In order to enable these features, developers need to be able to quickly deploy their code, that is tested and can be rolled back if a bug is introduced. This is no easy feat, and Netflix has developed a very sophisticated Continuous Integration & Continuous Deployment (CI/CD) pipeline for providing a mechanism to deploy cloud applications. Netflix invented and open-sourced their tool, called Spinnaker which allows developers to make small changes, test them with automated tests, and then get them live to a small subset of users, which then automatically rolls out globally over time after the confidence level that a bug has not been introduced increases.

Netflix & Cloud Cybersecurity

One of the major discussion points when moving to the cloud is security. Netflix has publicly documented their security practices. Content is locked by region so movies in Europe may not be available in the United States. This is done by employing DRM solutions in the cloud.

Internally, Netflix uses AWS IAM to lock permissions for employees, and applications with least permission privilege, so that even if a user becomes compromised the damage they can do is minimal, as they would not have access to the entire set of assets in the cloud.

Netflix’s SaaS Stack

Being in the cloud, also means using SaaS products internally to improve productivity of the workforce. Netflix uses JIRA for managing engineering tasks, and Confluence for documenting requirements. With a large workforce, managing passwords is difficult, so Netflix employs single-sign-on technologies like OneLogin to allow access to various SaaS products without having to remember hundreds of different passwords. SaaS tools are always changing, and knowing Netflix, they will be adapting to be more efficient.

Building Netflix’s Tech Stack & Backend...The Easier Way
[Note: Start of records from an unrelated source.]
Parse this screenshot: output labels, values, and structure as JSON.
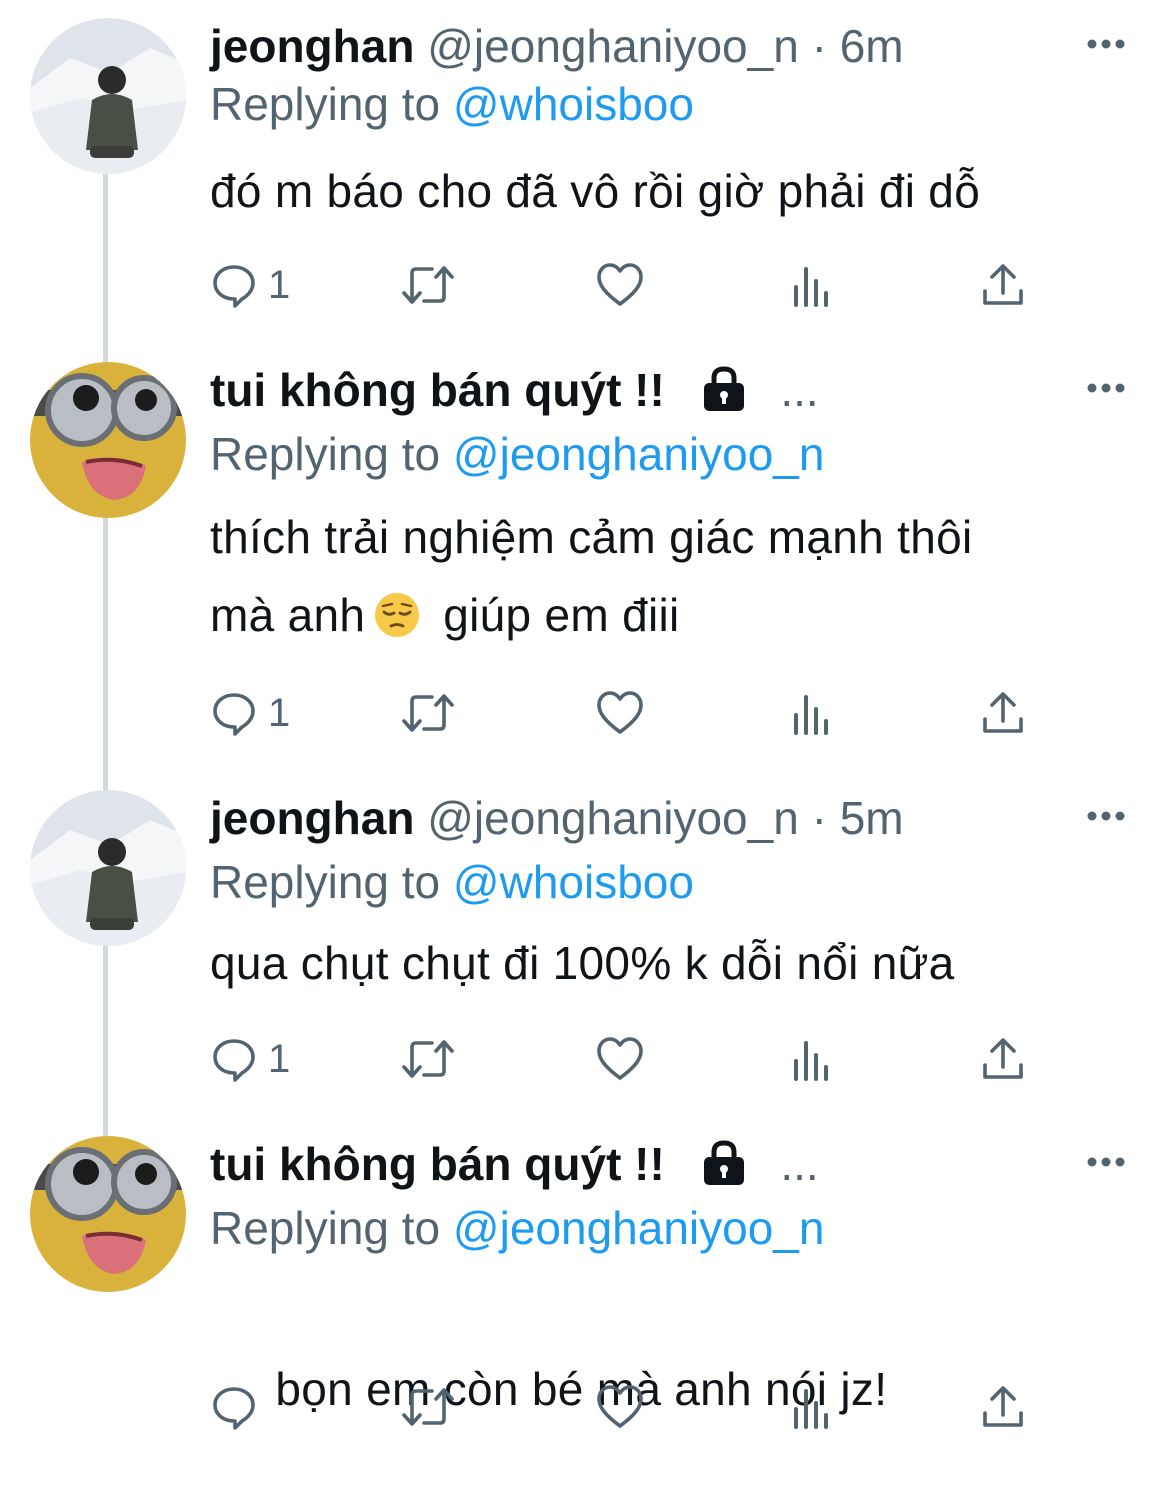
{
  "tweets": [
    {
      "name": "jeonghan",
      "handle": "@jeonghaniyoo_n",
      "separator": "·",
      "time": "6m",
      "replying_label": "Replying to",
      "replying_to": "@whoisboo",
      "text_line1": "đó m báo cho đã vô rồi giờ phải đi dỗ",
      "reply_count": "1"
    },
    {
      "name": "tui không bán quýt !!",
      "protected": true,
      "truncation": "...",
      "replying_label": "Replying to",
      "replying_to": "@jeonghaniyoo_n",
      "text_line1": "thích trải nghiệm cảm giác mạnh thôi",
      "text_line2_a": "mà anh",
      "text_line2_b": "giúp em điii",
      "emoji": "pensive-face",
      "reply_count": "1"
    },
    {
      "name": "jeonghan",
      "handle": "@jeonghaniyoo_n",
      "separator": "·",
      "time": "5m",
      "replying_label": "Replying to",
      "replying_to": "@whoisboo",
      "text_line1": "qua chụt chụt đi 100% k dỗi nổi nữa",
      "reply_count": "1"
    },
    {
      "name": "tui không bán quýt !!",
      "protected": true,
      "truncation": "...",
      "replying_label": "Replying to",
      "replying_to": "@jeonghaniyoo_n",
      "text_line1": " bọn em còn bé mà anh nói jz!",
      "reply_count": ""
    }
  ],
  "icons": [
    "more-icon",
    "reply-icon",
    "retweet-icon",
    "like-icon",
    "analytics-icon",
    "share-icon",
    "lock-icon"
  ],
  "colors": {
    "text": "#0f1419",
    "secondary": "#536471",
    "mention": "#1d9bf0",
    "thread_line": "#cfd9de"
  }
}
That concludes our breakdown of Netflix’s technology stack and cloud architecture. Developing video on demand requires a large engineering staff, hundreds of millions of dollars in cloud computing (if you are going to operate at Netflix scale) and a decoupled architecture that allows applications to scale so that they are resilient in the face of performance issues and outages.

Zype can help offload many of the heavy lifting operations required to deliver OTT video, I encourage you to check us out.